[Data items]
—————
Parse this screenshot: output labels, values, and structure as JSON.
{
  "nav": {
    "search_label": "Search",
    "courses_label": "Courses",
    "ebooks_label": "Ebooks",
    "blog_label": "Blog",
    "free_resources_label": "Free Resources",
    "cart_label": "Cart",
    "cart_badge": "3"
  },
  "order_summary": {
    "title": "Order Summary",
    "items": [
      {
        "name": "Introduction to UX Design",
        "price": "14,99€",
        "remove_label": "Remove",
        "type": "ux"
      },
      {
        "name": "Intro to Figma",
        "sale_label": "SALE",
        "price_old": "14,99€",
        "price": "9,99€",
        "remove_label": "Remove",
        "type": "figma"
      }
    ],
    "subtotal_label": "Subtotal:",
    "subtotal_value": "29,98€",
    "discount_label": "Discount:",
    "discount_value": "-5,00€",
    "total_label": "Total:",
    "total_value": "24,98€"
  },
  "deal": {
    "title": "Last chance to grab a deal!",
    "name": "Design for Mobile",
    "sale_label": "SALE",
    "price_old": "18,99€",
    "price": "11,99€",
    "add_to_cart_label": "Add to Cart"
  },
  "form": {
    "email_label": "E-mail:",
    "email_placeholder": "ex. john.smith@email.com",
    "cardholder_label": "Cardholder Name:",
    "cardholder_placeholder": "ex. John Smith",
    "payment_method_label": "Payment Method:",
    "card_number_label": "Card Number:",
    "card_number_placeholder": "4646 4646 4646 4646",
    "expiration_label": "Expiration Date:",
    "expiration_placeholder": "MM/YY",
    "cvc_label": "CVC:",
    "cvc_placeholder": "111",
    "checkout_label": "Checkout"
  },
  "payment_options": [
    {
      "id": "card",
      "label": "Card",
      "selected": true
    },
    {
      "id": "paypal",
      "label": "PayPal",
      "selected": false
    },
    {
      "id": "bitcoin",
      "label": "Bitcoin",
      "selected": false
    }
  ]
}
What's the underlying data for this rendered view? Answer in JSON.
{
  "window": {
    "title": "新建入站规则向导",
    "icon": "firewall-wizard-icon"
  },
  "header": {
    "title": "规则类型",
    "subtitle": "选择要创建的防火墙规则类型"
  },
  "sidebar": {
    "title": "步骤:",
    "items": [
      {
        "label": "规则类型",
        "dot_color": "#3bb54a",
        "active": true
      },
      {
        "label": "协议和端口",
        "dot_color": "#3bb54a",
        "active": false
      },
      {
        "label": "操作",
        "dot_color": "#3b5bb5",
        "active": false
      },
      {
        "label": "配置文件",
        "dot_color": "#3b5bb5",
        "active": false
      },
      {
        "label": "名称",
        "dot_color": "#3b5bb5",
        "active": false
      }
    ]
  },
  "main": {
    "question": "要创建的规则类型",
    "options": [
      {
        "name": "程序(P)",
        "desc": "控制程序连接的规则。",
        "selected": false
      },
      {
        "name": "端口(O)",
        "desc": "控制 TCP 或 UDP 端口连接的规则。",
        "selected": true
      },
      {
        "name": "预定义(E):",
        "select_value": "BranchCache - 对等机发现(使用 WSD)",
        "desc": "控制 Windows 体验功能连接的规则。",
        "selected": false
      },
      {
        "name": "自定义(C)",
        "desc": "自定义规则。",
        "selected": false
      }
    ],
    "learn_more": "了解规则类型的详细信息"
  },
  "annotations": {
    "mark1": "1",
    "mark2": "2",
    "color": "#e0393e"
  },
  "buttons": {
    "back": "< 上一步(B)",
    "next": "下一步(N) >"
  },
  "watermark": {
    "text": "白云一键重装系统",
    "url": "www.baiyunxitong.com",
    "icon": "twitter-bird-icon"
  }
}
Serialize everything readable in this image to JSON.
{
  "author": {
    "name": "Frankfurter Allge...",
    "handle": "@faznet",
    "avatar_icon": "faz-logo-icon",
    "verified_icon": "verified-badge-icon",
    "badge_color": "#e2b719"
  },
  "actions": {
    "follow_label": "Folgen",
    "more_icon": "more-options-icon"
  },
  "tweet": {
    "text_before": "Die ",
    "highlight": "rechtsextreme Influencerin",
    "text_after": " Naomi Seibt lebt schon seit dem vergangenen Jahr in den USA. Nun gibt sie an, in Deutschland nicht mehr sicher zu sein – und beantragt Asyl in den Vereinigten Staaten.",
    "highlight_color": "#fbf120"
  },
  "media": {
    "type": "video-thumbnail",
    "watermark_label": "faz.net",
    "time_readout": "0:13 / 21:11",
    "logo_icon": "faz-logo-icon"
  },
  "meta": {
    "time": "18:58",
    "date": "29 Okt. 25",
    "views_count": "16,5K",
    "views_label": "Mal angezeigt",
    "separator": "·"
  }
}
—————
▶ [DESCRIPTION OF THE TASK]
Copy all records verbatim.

▶ [RESULT]
Parse this screenshot: output labels, values, and structure as JSON.
{
  "nav": {
    "search_label": "Search",
    "courses_label": "Courses",
    "ebooks_label": "Ebooks",
    "blog_label": "Blog",
    "free_resources_label": "Free Resources",
    "cart_label": "Cart",
    "cart_badge": "3"
  },
  "order_summary": {
    "title": "Order Summary",
    "items": [
      {
        "name": "Introduction to UX Design",
        "price": "14,99€",
        "remove_label": "Remove",
        "type": "ux"
      },
      {
        "name": "Intro to Figma",
        "sale_label": "SALE",
        "price_old": "14,99€",
        "price": "9,99€",
        "remove_label": "Remove",
        "type": "figma"
      }
    ],
    "subtotal_label": "Subtotal:",
    "subtotal_value": "29,98€",
    "discount_label": "Discount:",
    "discount_value": "-5,00€",
    "total_label": "Total:",
    "total_value": "24,98€"
  },
  "deal": {
    "title": "Last chance to grab a deal!",
    "name": "Design for Mobile",
    "sale_label": "SALE",
    "price_old": "18,99€",
    "price": "11,99€",
    "add_to_cart_label": "Add to Cart"
  },
  "form": {
    "email_label": "E-mail:",
    "email_placeholder": "ex. john.smith@email.com",
    "cardholder_label": "Cardholder Name:",
    "cardholder_placeholder": "ex. John Smith",
    "payment_method_label": "Payment Method:",
    "card_number_label": "Card Number:",
    "card_number_placeholder": "4646 4646 4646 4646",
    "expiration_label": "Expiration Date:",
    "expiration_placeholder": "MM/YY",
    "cvc_label": "CVC:",
    "cvc_placeholder": "111",
    "checkout_label": "Checkout"
  },
  "payment_options": [
    {
      "id": "card",
      "label": "Card",
      "selected": true
    },
    {
      "id": "paypal",
      "label": "PayPal",
      "selected": false
    },
    {
      "id": "bitcoin",
      "label": "Bitcoin",
      "selected": false
    }
  ]
}
What's the underlying data for this rendered view? Answer in JSON.
{
  "window": {
    "title": "新建入站规则向导",
    "icon": "firewall-wizard-icon"
  },
  "header": {
    "title": "规则类型",
    "subtitle": "选择要创建的防火墙规则类型"
  },
  "sidebar": {
    "title": "步骤:",
    "items": [
      {
        "label": "规则类型",
        "dot_color": "#3bb54a",
        "active": true
      },
      {
        "label": "协议和端口",
        "dot_color": "#3bb54a",
        "active": false
      },
      {
        "label": "操作",
        "dot_color": "#3b5bb5",
        "active": false
      },
      {
        "label": "配置文件",
        "dot_color": "#3b5bb5",
        "active": false
      },
      {
        "label": "名称",
        "dot_color": "#3b5bb5",
        "active": false
      }
    ]
  },
  "main": {
    "question": "要创建的规则类型",
    "options": [
      {
        "name": "程序(P)",
        "desc": "控制程序连接的规则。",
        "selected": false
      },
      {
        "name": "端口(O)",
        "desc": "控制 TCP 或 UDP 端口连接的规则。",
        "selected": true
      },
      {
        "name": "预定义(E):",
        "select_value": "BranchCache - 对等机发现(使用 WSD)",
        "desc": "控制 Windows 体验功能连接的规则。",
        "selected": false
      },
      {
        "name": "自定义(C)",
        "desc": "自定义规则。",
        "selected": false
      }
    ],
    "learn_more": "了解规则类型的详细信息"
  },
  "annotations": {
    "mark1": "1",
    "mark2": "2",
    "color": "#e0393e"
  },
  "buttons": {
    "back": "< 上一步(B)",
    "next": "下一步(N) >"
  },
  "watermark": {
    "text": "白云一键重装系统",
    "url": "www.baiyunxitong.com",
    "icon": "twitter-bird-icon"
  }
}
Serialize everything readable in this image to JSON.
{
  "author": {
    "name": "Frankfurter Allge...",
    "handle": "@faznet",
    "avatar_icon": "faz-logo-icon",
    "verified_icon": "verified-badge-icon",
    "badge_color": "#e2b719"
  },
  "actions": {
    "follow_label": "Folgen",
    "more_icon": "more-options-icon"
  },
  "tweet": {
    "text_before": "Die ",
    "highlight": "rechtsextreme Influencerin",
    "text_after": " Naomi Seibt lebt schon seit dem vergangenen Jahr in den USA. Nun gibt sie an, in Deutschland nicht mehr sicher zu sein – und beantragt Asyl in den Vereinigten Staaten.",
    "highlight_color": "#fbf120"
  },
  "media": {
    "type": "video-thumbnail",
    "watermark_label": "faz.net",
    "time_readout": "0:13 / 21:11",
    "logo_icon": "faz-logo-icon"
  },
  "meta": {
    "time": "18:58",
    "date": "29 Okt. 25",
    "views_count": "16,5K",
    "views_label": "Mal angezeigt",
    "separator": "·"
  }
}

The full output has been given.